[Action item] Go through the records below and return each line that has "adapters" in it.

Records contained in a dataset
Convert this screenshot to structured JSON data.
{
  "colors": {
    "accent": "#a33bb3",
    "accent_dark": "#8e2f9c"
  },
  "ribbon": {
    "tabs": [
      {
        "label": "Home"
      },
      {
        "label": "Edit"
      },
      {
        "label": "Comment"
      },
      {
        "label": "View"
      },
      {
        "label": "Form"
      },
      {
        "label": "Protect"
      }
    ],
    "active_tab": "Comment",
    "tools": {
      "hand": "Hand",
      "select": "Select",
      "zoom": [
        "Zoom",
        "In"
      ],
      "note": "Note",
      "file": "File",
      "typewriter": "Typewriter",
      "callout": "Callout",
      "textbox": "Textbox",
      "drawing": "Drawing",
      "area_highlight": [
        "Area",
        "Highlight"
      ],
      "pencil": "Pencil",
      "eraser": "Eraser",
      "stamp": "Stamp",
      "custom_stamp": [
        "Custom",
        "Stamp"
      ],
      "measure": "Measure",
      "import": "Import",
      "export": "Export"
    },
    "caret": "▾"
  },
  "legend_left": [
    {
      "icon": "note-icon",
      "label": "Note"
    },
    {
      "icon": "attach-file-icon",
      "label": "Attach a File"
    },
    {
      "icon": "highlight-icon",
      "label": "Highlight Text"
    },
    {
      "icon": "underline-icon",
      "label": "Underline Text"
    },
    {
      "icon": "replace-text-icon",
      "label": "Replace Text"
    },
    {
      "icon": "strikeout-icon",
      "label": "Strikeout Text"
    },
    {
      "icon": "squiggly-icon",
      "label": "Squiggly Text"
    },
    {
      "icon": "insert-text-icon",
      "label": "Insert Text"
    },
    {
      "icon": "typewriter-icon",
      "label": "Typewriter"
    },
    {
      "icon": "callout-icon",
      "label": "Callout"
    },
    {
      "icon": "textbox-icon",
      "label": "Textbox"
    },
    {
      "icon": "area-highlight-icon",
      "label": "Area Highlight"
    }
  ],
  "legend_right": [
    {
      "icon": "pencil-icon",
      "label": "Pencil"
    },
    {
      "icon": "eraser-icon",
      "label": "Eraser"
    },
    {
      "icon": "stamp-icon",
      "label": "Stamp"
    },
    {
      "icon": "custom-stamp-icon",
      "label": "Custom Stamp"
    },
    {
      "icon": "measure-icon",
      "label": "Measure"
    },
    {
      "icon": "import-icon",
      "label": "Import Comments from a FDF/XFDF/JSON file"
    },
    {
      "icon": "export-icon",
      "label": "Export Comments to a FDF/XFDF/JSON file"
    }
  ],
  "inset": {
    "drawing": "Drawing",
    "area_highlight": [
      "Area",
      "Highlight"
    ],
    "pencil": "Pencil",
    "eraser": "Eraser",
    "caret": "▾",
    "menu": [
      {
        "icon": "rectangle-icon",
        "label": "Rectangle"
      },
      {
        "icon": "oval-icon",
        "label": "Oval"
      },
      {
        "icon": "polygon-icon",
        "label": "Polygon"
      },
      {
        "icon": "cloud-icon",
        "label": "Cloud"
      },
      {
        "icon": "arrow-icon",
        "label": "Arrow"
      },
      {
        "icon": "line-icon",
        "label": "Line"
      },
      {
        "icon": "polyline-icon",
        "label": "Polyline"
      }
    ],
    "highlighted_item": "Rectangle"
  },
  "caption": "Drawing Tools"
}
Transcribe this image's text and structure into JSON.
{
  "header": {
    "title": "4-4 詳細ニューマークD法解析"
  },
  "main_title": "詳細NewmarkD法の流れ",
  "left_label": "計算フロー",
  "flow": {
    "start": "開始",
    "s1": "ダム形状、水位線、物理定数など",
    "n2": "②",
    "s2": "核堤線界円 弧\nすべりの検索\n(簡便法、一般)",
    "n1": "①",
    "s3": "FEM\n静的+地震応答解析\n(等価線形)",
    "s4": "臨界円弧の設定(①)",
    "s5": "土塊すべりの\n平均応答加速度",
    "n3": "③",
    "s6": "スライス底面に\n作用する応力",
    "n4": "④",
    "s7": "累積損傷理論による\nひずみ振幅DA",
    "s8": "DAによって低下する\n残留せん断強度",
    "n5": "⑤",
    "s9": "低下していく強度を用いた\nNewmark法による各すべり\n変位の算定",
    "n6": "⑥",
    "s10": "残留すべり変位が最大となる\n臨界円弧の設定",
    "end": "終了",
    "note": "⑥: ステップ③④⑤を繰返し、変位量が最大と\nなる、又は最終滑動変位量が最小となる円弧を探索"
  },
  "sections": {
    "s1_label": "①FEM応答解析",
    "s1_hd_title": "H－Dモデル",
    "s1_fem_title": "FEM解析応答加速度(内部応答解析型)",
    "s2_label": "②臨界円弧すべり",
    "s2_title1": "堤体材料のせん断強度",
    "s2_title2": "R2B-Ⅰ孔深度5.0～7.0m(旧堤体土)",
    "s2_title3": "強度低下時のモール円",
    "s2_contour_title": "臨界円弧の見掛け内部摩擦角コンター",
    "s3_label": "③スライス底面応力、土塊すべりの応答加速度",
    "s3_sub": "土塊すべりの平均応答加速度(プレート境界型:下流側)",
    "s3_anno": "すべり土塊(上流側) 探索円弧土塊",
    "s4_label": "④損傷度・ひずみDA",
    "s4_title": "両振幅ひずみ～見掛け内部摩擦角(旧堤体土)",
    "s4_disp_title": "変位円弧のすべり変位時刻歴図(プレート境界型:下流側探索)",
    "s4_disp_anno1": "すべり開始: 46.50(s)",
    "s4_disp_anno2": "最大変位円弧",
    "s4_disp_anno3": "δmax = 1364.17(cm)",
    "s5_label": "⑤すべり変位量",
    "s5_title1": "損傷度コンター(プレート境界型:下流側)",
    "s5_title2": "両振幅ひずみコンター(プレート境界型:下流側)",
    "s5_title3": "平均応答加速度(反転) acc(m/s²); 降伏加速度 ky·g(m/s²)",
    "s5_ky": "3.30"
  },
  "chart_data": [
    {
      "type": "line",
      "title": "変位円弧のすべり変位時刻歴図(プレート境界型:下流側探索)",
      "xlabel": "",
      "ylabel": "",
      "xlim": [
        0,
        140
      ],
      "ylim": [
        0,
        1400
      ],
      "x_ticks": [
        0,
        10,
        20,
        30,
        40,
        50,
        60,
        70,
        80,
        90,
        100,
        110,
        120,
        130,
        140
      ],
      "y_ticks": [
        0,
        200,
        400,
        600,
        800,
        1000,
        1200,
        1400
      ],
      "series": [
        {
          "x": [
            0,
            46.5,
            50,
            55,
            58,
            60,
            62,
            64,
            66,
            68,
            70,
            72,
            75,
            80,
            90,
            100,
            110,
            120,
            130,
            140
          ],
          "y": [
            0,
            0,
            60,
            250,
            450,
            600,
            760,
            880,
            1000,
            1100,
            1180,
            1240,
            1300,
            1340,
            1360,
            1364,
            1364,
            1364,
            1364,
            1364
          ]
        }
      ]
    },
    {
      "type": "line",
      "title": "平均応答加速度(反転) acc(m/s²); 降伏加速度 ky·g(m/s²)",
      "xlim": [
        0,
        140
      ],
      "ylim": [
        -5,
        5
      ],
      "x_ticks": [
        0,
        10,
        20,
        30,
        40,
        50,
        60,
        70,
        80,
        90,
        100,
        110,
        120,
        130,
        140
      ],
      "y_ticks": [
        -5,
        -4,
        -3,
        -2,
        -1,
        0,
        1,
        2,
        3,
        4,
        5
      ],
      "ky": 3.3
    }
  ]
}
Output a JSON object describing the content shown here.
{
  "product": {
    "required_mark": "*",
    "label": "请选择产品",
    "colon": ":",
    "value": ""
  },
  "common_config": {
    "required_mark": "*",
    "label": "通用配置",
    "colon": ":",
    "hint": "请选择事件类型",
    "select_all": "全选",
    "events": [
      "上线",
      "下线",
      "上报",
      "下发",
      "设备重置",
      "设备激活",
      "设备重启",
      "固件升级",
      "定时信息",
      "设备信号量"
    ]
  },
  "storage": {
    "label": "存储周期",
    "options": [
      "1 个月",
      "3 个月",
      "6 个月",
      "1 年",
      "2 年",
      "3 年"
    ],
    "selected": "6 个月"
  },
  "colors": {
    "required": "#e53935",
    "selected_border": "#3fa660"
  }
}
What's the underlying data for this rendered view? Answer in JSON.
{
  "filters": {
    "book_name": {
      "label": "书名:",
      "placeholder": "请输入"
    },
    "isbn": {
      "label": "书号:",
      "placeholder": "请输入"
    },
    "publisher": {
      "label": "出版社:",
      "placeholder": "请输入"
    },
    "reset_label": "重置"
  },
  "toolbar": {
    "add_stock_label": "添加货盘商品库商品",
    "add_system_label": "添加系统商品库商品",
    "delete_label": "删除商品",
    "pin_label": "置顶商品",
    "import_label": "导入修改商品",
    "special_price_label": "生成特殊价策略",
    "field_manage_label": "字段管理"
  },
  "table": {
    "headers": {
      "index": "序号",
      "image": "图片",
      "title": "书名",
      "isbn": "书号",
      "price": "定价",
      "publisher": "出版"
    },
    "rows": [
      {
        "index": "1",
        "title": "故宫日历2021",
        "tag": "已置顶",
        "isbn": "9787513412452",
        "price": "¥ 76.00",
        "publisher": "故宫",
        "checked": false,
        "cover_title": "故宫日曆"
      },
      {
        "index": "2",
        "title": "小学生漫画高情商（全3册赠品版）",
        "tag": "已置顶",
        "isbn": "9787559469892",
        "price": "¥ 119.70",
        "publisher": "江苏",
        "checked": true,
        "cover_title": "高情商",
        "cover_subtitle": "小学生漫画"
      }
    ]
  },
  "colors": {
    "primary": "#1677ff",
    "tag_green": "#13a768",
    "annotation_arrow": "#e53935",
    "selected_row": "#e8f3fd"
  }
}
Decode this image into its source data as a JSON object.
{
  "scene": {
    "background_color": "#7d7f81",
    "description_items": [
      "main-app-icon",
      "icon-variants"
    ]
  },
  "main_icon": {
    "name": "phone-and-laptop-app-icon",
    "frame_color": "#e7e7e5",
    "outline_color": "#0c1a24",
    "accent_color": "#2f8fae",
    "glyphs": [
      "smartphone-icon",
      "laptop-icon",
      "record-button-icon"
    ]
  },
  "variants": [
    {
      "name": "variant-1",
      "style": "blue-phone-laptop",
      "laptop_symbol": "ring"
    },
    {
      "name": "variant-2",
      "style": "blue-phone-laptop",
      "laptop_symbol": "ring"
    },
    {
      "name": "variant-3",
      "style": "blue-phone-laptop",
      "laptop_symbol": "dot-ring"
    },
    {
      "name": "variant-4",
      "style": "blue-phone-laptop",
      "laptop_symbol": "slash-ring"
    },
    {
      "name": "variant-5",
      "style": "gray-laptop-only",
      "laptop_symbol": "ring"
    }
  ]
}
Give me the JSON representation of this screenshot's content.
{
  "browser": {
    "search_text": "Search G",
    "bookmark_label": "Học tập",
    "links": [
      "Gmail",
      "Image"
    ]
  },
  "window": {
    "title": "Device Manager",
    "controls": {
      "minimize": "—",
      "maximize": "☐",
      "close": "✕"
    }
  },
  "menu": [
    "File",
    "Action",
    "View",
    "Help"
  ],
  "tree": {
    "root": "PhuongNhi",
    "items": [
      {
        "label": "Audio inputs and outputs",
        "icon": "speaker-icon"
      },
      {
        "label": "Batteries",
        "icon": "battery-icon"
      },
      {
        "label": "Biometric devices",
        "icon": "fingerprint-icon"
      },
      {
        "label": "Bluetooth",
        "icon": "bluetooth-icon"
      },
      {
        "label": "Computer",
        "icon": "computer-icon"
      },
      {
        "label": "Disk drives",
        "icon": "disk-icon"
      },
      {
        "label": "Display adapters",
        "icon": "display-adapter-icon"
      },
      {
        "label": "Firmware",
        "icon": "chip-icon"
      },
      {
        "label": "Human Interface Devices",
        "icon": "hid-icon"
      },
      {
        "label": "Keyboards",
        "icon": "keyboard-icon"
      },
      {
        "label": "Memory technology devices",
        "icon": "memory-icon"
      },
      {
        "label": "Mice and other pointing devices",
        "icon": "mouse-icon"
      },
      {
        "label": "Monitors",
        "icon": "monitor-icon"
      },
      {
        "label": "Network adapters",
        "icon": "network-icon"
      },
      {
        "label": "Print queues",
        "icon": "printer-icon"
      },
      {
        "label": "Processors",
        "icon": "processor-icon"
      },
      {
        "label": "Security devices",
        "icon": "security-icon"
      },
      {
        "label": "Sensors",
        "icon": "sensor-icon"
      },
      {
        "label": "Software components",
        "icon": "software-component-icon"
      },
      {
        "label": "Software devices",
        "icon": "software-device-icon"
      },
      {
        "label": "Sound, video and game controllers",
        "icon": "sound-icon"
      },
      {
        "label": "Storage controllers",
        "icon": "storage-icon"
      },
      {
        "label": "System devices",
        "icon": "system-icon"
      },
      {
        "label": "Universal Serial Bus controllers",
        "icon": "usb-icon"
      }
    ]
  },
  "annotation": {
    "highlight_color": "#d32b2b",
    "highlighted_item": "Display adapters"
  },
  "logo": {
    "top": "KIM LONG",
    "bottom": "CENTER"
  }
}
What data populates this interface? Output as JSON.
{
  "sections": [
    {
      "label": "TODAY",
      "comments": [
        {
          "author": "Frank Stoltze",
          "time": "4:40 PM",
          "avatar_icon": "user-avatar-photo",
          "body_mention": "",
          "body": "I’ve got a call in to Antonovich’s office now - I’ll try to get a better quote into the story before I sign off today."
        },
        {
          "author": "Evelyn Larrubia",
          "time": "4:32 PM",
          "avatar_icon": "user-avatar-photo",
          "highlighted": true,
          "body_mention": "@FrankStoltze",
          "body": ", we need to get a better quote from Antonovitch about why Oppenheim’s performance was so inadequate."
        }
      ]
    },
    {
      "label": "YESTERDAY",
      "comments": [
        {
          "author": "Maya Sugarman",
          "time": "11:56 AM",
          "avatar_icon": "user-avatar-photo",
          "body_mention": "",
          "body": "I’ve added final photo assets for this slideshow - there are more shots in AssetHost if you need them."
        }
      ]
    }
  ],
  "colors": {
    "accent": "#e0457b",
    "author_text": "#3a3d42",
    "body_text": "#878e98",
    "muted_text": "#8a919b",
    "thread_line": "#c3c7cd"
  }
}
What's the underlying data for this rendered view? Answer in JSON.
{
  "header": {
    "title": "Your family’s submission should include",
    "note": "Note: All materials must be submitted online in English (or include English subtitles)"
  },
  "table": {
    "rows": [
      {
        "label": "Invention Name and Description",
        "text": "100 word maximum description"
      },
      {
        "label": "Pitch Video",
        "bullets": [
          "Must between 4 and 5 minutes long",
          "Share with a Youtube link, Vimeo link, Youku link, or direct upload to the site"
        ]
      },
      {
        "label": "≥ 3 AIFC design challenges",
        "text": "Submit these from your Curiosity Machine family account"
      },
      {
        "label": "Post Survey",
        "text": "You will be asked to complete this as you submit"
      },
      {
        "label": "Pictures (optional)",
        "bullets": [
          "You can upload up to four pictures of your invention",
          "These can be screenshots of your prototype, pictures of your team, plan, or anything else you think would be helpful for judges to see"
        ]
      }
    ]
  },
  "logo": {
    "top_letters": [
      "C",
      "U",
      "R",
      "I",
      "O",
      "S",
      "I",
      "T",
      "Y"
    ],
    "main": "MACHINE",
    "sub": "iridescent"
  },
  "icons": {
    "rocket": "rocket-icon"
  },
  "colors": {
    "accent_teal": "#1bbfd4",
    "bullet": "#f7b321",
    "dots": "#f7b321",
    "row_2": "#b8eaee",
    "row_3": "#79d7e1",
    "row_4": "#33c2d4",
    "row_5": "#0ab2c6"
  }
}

[Exercise solution]
        "label": "Display adapters",
        "label": "Network adapters",
    "highlighted_item": "Display adapters"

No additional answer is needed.